Entries provided:
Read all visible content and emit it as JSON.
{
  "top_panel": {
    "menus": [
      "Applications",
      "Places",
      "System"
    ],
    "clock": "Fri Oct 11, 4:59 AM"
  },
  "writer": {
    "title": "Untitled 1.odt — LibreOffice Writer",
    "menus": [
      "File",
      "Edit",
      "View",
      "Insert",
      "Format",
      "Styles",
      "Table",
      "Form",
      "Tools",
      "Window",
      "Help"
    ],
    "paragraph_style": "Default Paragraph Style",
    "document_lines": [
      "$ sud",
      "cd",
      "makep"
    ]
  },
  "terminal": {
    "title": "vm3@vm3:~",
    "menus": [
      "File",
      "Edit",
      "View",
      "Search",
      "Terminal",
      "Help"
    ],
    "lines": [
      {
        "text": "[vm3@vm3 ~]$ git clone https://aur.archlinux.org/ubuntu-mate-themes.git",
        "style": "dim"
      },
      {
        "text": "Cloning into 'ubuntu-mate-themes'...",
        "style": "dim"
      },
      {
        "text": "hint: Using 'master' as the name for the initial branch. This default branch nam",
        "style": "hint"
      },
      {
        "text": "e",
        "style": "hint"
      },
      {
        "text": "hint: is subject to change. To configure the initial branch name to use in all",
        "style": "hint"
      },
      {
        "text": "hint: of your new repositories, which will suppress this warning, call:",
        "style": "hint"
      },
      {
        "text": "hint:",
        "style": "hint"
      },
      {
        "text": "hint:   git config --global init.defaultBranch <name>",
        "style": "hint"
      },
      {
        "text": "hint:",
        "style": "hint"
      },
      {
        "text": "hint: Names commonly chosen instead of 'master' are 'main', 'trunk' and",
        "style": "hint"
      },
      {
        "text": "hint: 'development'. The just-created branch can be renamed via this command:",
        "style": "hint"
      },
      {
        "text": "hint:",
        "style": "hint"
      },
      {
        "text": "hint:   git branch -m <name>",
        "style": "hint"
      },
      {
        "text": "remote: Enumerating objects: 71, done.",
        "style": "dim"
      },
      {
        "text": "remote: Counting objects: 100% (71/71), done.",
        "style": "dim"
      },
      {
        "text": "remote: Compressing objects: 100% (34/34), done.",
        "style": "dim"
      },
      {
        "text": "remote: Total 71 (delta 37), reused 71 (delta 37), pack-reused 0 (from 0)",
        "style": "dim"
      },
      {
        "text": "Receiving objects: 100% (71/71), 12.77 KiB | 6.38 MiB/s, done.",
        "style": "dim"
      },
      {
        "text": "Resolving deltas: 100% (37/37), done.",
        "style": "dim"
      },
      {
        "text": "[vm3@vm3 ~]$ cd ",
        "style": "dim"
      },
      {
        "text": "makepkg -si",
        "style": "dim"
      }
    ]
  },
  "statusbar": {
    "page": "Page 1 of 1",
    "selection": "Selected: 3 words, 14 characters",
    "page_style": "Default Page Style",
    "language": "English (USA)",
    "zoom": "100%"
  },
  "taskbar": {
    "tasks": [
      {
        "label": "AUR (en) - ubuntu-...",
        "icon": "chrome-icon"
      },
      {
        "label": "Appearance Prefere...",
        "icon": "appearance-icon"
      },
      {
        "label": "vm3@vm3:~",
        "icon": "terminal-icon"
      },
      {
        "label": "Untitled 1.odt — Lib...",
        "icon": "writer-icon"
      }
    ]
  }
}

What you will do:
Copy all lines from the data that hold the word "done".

Solution to this task:
        "text": "remote: Enumerating objects: 71, done.",
        "text": "remote: Counting objects: 100% (71/71), done.",
        "text": "remote: Compressing objects: 100% (34/34), done.",
        "text": "Receiving objects: 100% (71/71), 12.77 KiB | 6.38 MiB/s, done.",
        "text": "Resolving deltas: 100% (37/37), done.",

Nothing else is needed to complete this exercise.